    404 NOT FOUND What’s the difference? Client: GET /account/bob HTTP/1.1 Host: example.com Server: 401 UNAUTHORIZED
  53. EXAMPLE: RESPONSE CODES What’s the difference? ... Now we know

    an account named ‘bob’ exists!

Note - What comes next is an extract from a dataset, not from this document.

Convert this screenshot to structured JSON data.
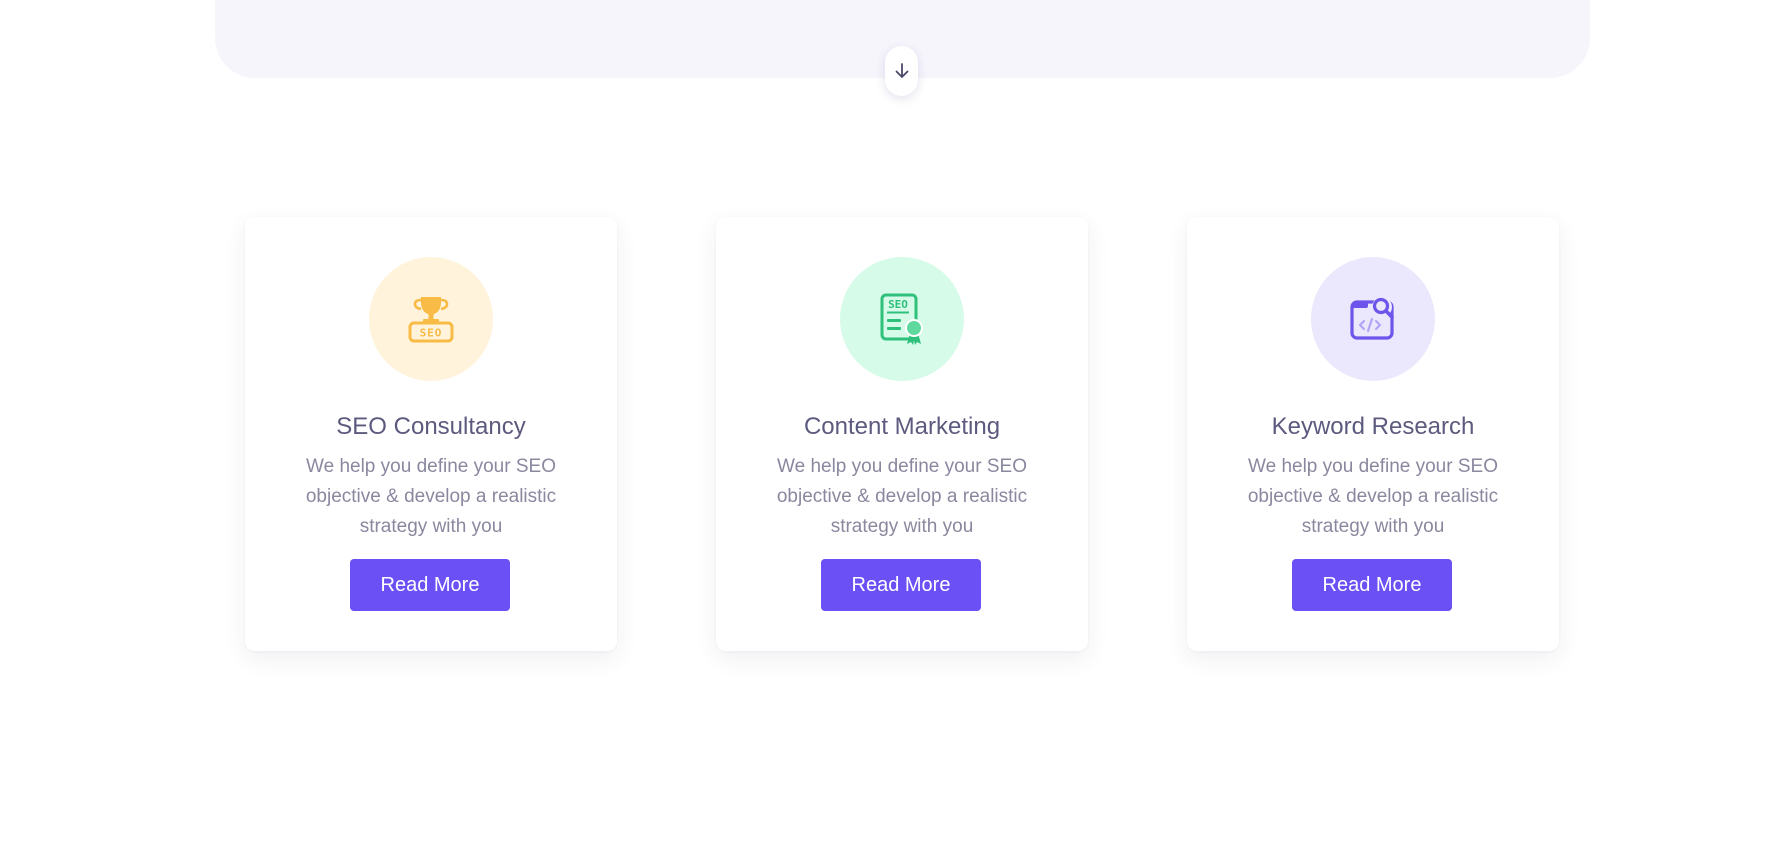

Client: GET /account/alice HTTP/1.1 Host: example.com Server: 404 NOT FOUND Client: GET /account/bob HTTP/1.1 Host: example.com Server: 401 UNAUTHORIZED
  54. EXAMPLE: RESPONSE CODES (unless the server is just messing with

    us – but it probably isn’t…) Client: GET /account/alice HTTP/1.1 Host: example.com Server: 404 NOT FOUND Client: GET /account/carol HTTP/1.1 Host: example.com Server: 418 I’M A TEAPOT
  55. INFORMATION LEAKAGE ˒  Don`t reveal anything unnecessarily ˒  Anything you

    say can and will be used against you :) ˒  (Need to balance this with usability)
  56. BONUS: HASH TABLE DENIAL-OF-SERVICE h p://www.flickr.com/photos/joyosity/3357796927/

  57. HASH TABLE POST /api/method HTTP/1.1 Host: example.com Content-Type: application/x-www-form-urlencoded Content-Length:

    ... ... param1=value1&param2=value2&param3=value3&...
  58. HASH TABLE $ python ... >>> phones = { ...

    'Bob': '555-1234', ... 'Jane': '555-9876', ... 'Mike': '555-2468' ... } >>> phones['Bob'] '555-1234'
  59. HASH TABLE Bob Jane ... 00 01 02 14 15

    555-1234 555-9876 Bob Jane Hash Function
  60. COLLISIONS Bob Jane ... 00 01 02 14 15 555-1234

    555-9876 Bob Jane Hash Function Mike Mike 555-2468
  61. WORST CASE Your hash table just became a linked list...

    Bob ... 00 01 02 555-1234 Bob Mike Hash Function Charlie Mike 555-2468 Charlie 555-3456 James 555-4567 James
  62. WORST CASE PHP 5 500 KB 60 seconds* ASP.NET 330

    KB 90 seconds* Tomcat (Java)† 2 MB* 44 minutes Plone (Python) 1 MB* 7 minutes Ruby 1.8† 2 MB* 6 hours h p://www.nruns.com/_downloads/advisory28122011.pdf * default limit enforced by web server † fixed in recent updates
  63. CLEVER NEW ATTACK? ˒  lDenial of service via algorithmic complexity

    a acksz ˒  Presented by Sco Crosby and Dan Wallach at Usenix Security in 2003! h p://www.cs.rice.edu/~scrosby/hash/CrosbyWallach_UsenixSec2003.pdf
  64. AVAILABILITY ˒  Place limits on the resources that a single

    request can consume ˒  CPU time ˒  Wall time ˒  Request size ˒  Consider making your API partition-tolerant ˒  customer1.yoursite.com, customer2.yoursite.com, ...
  65. QUESTIONS? ˒  Email: akgood@duosecurity.com ˒  Twi er: @akgood